Door-to-door marijuana delivery? Marijuana cafes?
New Jersey is inching toward becoming the 11th state to legalize marijuana for recreational use, though a vote this year on a bill to make the drug legal is nearly impossible.
The final day of voting in the State Legislature this year is Monday, and it appears the bill has become mired in Trenton gridlock, with Gov. Philip D. Murphy and Stephen M. Sweeney, the Senate president, struggling to round up enough votes to pass it.
Still, the legislation will likely form the backbone of how New Jersey moves forward to legalize recreational marijuana.
While a groundbreaking companion bill that would clear the criminal records of many people with drug offenses has captured headlines, the rest of the 152-page bill is a compendium of various measures from other states that have legalized the drug.
Here’s a look at some of the notable proposals in New Jersey’s bill.
Marijuana right to your door
What this means: Door-to-door cannabis delivery, like Domino’s pizza, but with strict rules and menu items like Blueberry Kush and Sour Diesel.
The fine print: Despite the tangled and often congested mess of highways in New Jersey, not everyone owns a car.
So to make the drug available to more people, the bill would allow delivery. But ordering marijuana requires a lot more paperwork than ordering two pepperoni pies.
Customers must have documentation proving that they are 21, the legal age the bill would set to buy cannabis products.
To offer delivery, retailers would have to be approved by the state, vehicles would have to have working GPS systems, every delivery would have to be tracked and meticulously logged.

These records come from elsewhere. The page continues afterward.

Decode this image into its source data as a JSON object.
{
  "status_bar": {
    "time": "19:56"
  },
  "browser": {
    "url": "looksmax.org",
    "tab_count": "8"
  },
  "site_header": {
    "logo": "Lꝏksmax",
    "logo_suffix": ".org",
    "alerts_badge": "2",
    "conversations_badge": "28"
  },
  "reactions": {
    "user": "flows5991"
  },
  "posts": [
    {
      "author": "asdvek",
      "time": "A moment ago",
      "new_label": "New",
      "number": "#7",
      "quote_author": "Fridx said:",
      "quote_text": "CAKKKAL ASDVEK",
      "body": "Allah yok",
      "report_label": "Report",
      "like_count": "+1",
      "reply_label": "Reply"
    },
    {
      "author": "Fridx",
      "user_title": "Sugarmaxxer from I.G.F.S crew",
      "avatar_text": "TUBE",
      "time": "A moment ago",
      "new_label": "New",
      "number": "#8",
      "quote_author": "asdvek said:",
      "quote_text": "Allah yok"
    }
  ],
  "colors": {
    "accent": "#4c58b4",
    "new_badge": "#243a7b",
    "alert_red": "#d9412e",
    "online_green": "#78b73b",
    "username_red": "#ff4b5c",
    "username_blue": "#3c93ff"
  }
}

Drivers could not deviate from their delivery routes except to get gas, to rest or if roads are closed. Cars could not have any markings indicating they are